ACL reconstruction surgery always carries the possibility of complications. The most common side effects and post-operative complications include:
- Nerve and vascular damage
- Rejection of the tendon graft
- Diminished joint function post-surgery
- Crepitus, or a grating sensation during flexion of the joint
- Persistent pain
Following a major knee surgery, patients should expect to significantly reduce their activity level, especially any strenuous movements, for the next few weeks. Once the reconstructed knee has had time to accept its new ACL tendon, patients can begin physical therapy. This enables the joint as a whole to strengthen and reclaim its stability and flexibility.
Thankfully, Anterior Cruciate Ligament Reconstruction surgery has a very high rate of success with minimal risk of complications. Additionally, in most cases of torn ACLs, surgery is the best treatment option and provides the highest chance to return the knee to its full range of motion and function.
Other Spine List
- Normal Anatomy of the Knee Joint
- Knee Arthritis
- Knee Fracture
- Anterior Cruciate Ligament (ACL) Tears

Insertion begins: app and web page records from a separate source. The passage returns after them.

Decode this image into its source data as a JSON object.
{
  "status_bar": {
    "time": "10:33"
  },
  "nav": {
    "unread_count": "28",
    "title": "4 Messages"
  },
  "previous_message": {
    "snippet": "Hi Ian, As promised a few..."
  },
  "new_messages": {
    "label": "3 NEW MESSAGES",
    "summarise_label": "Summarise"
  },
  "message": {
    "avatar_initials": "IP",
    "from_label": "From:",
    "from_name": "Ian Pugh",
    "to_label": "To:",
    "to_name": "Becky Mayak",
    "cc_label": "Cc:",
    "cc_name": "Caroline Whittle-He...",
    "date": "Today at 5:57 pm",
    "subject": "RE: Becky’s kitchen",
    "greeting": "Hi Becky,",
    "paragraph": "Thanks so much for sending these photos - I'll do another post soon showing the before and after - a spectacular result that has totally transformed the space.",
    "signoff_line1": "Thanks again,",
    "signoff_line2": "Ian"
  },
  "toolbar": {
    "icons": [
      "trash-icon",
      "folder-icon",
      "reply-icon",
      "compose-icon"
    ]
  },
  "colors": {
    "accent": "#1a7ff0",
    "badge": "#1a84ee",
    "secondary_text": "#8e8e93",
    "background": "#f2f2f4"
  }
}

- Meniscus Tear
- Arthroscopy of the Knee Joint
- Total Knee Replacement (TKR)
- ACL Reconstruction Patellar Tendon
- Uni Condylar Knee Replacement
- Meniscus Repair
- Patellofemoral Instability
- Anterior Cruciate Ligament ACL Reconstruction